Initially, the game goes well. The Falcon's defense is no match for the awesome firepower of the Vikings offense. Shock and awe paves the way for a quick Falcon's collapse. But the Falcon's regroup, and begin a series of long pass plays and razzle dazzle trick plays. Though they gain little from the effort in the end, the result is that the crowd itself begins to waver. Sure, we're winning, they reason, but look at that spectacular 40 yard double reverse!
The half-time show features a majority of the coaches calling for a retreat to Vikings territory. The risk of injuries to our players is too high, they say. They announce that they have coordinated with the payroll department of the Vikings front office to withhold pay for the second half unless all players are withdrawn to behind the 50 yard line. The head coach holds firm, and the pay will run through the 3rd quarter, as long as the head coach can demonstrate that he is making progress toward winning.
Halfway into the 3rd quarter, 60 people in the front few rows stage an 'injury in', where they lie on the ground, hold their legs in faux pain, and hobble off the field.
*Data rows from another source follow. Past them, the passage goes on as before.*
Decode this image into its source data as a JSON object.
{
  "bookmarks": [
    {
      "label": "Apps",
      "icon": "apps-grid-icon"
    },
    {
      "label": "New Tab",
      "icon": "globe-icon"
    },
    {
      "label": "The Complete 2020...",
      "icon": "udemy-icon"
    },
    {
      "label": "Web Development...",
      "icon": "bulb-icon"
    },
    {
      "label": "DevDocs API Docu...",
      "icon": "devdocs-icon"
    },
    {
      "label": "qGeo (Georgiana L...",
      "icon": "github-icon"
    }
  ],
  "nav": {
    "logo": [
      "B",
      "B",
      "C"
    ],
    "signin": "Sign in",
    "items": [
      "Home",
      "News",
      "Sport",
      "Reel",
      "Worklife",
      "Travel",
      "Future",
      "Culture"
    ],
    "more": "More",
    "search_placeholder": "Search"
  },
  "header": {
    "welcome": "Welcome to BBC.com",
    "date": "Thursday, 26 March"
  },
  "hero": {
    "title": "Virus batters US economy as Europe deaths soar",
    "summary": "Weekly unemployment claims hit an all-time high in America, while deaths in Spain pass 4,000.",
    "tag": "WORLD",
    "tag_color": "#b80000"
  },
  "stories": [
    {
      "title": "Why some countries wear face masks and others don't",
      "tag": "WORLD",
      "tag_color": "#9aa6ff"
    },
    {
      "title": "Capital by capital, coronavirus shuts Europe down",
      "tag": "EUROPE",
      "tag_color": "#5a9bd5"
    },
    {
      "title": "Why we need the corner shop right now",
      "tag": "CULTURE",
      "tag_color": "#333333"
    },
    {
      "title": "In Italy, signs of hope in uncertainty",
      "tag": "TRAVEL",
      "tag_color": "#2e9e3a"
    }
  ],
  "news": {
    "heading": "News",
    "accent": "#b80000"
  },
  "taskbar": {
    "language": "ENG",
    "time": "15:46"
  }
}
The Falcons continue to have spectacular plays for little or no gain, but the commentators show the replays and talk about the Falcon's willingness to sacrifice themselves.
This is of course, a bit to the extreme with the analogy. But my point here is to put yourselves in the shoes of the Vikings players. With all the distractions, all the drama, how can you blame them for not being able to concentrate on 3rd and long with man coverage. And how can you not see the Falcons players feeding on the crisis of their opposition, keeping their hope alive that the Vikings might just retreat off the field.
Now think of all of us soldiers, sweating through 140 degree heat , the scorpions and the flies, worried about bullets, IED's and our families at home. 20 hour days, bland food, and about as much privacy as a naked man in Times Square on New Year's Eve. On top of all that is the steady stream of poison coming from politicians and celebrities back home. 'The war is lost'. 'Bush lied, kids died'. 'Marines slaughter dozens at Haditha'. 'The Wild West Anbar is beyond hope'. 'US Troops terrorize Iraqi kids in the night'.
So my question is this. If the whole country had stood behind the war effort from the get go, and had continued to support us along the way, isn't it reasonable to think that we may have been so much farther ahead by now? Without the left's continued encouragement that the end is near, would AQI have folded up shop by now? Without the Congressional delegation visits to countries actively opposing our efforts in Iraq, might they have not been less bold in supporting the terrorists?
Conservatives have long talked about the political consequences of a US military victory in Iraq for the liberal anti-war Congressional caucus. But have we yet talked about the moral consequences of advocating against a war which is crucial to the larger war on terror? Have we talked about the blame to be laid at the Democrat's feet for drawing out the war, which results in more US casualties?
This is the first game of a long season. If we can't hold together for the first game, then it is no wonder that our opponents are salivating at the thought of the next battle?